Like many delivery workers in Korea, Kim delivers parcels without any direct contact with the recipients. This means he leaves the items in front of the door or in designated places outside the door, without ringing the doorbell.

Sometimes though, he chooses to ring the bell.

When items are perishable foods that need to be stored in the refrigerator, or expensive electronics that risk being stolen, he knocks on the door or rings the bell, to alert those inside about the delivery.

He also does so when delivering to houses where older people live.

"One day, I delivered a parcel to an elderly woman who seems to live alone. We exchanged greetings and a few words, and I noticed how those few words of conversation brightened her up," he said. "Since then, whenever I go to her house, I deliver the package in person."

And to his surprise, even through brief exchanges, Kim found moments of gratitude, friendship and camaraderie with fellow delivery workers and residents in his service area.

He recalls a time when he was unable to drive up a path during heavy snow. His rear-wheel-drive truck struggled to make it up a slope. During his ordeal, he received a phone call from a senior colleague inquiring in a worried tone whether he was alright.

"He himself must have been struggling too, but he called because he was worried about me as the newbie. I thought he was a warmhearted person," he said.
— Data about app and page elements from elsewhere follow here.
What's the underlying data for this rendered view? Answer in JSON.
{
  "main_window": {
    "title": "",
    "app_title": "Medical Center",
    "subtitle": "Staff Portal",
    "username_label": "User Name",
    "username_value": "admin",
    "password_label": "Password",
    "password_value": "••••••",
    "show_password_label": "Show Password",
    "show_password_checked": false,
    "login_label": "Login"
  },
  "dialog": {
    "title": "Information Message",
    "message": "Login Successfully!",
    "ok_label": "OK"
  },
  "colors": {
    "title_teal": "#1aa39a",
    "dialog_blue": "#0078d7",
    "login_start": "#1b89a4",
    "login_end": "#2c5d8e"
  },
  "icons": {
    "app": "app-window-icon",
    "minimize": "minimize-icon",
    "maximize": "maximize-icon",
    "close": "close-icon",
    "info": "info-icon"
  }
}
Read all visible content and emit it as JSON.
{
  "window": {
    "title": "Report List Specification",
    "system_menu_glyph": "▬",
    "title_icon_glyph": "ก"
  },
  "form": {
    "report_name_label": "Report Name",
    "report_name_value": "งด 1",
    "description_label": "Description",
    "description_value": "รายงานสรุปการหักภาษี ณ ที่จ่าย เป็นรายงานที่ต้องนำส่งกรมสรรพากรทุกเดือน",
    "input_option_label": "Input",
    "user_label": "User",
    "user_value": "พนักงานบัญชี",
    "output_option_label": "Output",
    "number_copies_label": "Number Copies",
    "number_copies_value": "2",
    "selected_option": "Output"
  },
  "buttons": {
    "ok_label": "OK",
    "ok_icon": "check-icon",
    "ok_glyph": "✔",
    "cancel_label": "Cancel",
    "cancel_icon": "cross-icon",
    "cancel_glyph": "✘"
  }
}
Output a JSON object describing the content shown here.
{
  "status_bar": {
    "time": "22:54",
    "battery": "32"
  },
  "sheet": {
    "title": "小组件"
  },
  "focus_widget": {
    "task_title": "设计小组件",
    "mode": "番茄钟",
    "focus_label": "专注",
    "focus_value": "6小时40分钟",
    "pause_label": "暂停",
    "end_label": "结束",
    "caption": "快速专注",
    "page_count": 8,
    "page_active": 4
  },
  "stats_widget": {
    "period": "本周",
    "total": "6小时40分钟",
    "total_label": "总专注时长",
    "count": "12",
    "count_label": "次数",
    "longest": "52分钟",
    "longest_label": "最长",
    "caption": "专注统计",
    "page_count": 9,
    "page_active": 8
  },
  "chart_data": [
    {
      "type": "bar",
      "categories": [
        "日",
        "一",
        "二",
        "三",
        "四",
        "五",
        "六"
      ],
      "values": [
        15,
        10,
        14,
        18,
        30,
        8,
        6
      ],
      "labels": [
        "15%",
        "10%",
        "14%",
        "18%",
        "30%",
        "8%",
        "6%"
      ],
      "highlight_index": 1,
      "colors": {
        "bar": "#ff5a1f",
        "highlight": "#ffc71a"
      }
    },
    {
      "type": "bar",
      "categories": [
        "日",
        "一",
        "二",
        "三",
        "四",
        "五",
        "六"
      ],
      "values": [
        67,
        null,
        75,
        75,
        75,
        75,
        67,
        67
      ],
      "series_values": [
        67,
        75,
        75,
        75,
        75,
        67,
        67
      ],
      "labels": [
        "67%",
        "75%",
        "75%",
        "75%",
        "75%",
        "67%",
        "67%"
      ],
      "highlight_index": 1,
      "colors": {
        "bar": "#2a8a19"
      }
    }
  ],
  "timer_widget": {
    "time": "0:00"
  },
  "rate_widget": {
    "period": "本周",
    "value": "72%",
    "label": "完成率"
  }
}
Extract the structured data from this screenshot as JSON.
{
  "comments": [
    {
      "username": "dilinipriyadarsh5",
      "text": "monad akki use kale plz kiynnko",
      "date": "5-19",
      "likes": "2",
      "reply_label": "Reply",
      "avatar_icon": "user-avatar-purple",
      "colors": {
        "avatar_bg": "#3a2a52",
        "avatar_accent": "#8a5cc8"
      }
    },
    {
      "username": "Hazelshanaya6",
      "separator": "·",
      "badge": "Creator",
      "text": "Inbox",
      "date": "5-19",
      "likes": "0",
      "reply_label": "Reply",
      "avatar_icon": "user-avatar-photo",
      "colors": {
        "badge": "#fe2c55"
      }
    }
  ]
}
On a different occasion, while Kim was going upstairs to deliver packages in a building without an elevator, he heard another delivery worker a floor above him. The worker, to his surprise, offered to take Kim’s packages and deliver them, so that he would not need to go up the stairs also.

“I declined because I had to take proof shots of the deliveries, but I was appreciative of his gesture of kindness,” he said.

Over time, he came to understand the source of their kindness. It was a sense of comradeship. Although they may not know each other personally, they understand how challenging each delivery worker's daily tasks are.

One day, Kim's colleague caught the flu, with a fever above 39 degrees Celsius. Kim thought his colleague should rest, but the absence of support for sick workers meant he had to handle the deliveries anyway.

“I wished I could help, but being a newbie, I could barely handle my own deliveries," he said. "The next day, his health improved. I found myself relieved that he didn’t collapse. I felt both bitter and sorry that he had to keep working under such conditions.”

But the switch over to the world of package deliveries was the right decision, he said, at least for now.

“This job has not only improved my physical health but has also given me more satisfaction than the eight years I spent in an office role,” he said. "There's no need to watch out for the boss's mood, and no need to attend company dinners unwillingly."

Life as an aspiring writer

When he is not out delivering packages, he focuses on writing.

Currently, he is sharing his life as a delivery worker on the online blog platform Brunch, under the title, “Delivery Diary.” So far, he’s written more than 260 entries.

He has also started serializing a mystery novel on the same platform, which features a protagonist who is a delivery worker.

Despite his satisfaction with the delivery job and his plan to continue in this role until he achieves commercial success as a writer, his family and acquaintances do not approve of his choice. They look at him with pity, he said.

Delivery workers are paid slightly more than the national average but face prejudice here as Koreans usually see office jobs as more prestigious compared to roles requiring physical labor.

"People often tell me to get a 'proper' job," he said. "But I see this as a ‘proper’ job, and I'm content with my work. I believe I play a small, but necessary, part in this society."